Ethical Statement: This research study was approved by the institutional review board (No. 2013-3). Written informed consent was obtained from the patient for publication of this manuscript and any accompanying images.
- Hirai K, Takeuchi S, Usuda J. Single-port video-assisted thoracic surgery for early lung cancer: initial experience in Japan. J Thorac Dis 2016;8:S344-50. [PubMed]
- Sano A, Kawashima M. Thoracoscopic reoperation for recurrent pneumothorax after single-incision thoracoscopic surgery. Asian J Endosc Surg 2015;8:480-2. [Crossref] [PubMed]
- Ocakcioglu I. Single-port thoracoscopic surgery for a hudge hydatid cyst. Gen Thorac Cardiovasc Surg 2017;65:235-8. [Crossref] [PubMed]
- Rocco G, Martin-Ucar A, Passera E. Uniportal VATS wedge pulmonary resections. Ann Thorac Surg 2004;77:726-8. [Crossref] [PubMed]
- Sano A, Yotsumoto T. Single-port thoracoscopic lung wedge resection using the Endo GIA Radial Reload. Surg Today 2018;48:248-51. [Crossref] [PubMed]
- Jutley RS, Khalil MW, Rocco G. Uniportal vs standard three-port VATS technique for spontaneous pneumothorax: comparison of post-operative pain and residual paraesthesia. Eur J Cardiothorac Surg 2005;28:43-6. [Crossref] [PubMed]
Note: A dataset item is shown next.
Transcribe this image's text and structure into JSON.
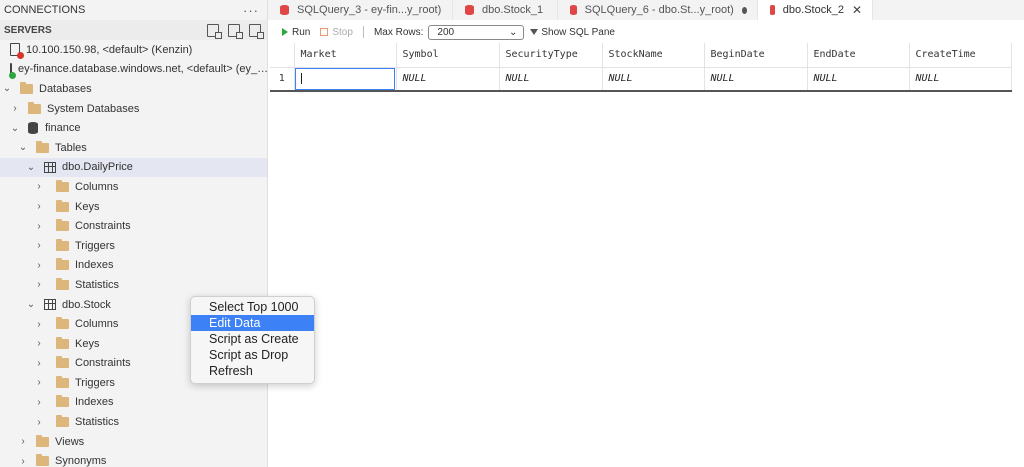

- Nakajima J, Murakawa T, Fukami T, et al. Is finger palpation at operation indispensable for pulmonary metastasectomy in colorectal cancer? Ann Thorac Surg 2007;84:1680-4. [Crossref] [PubMed]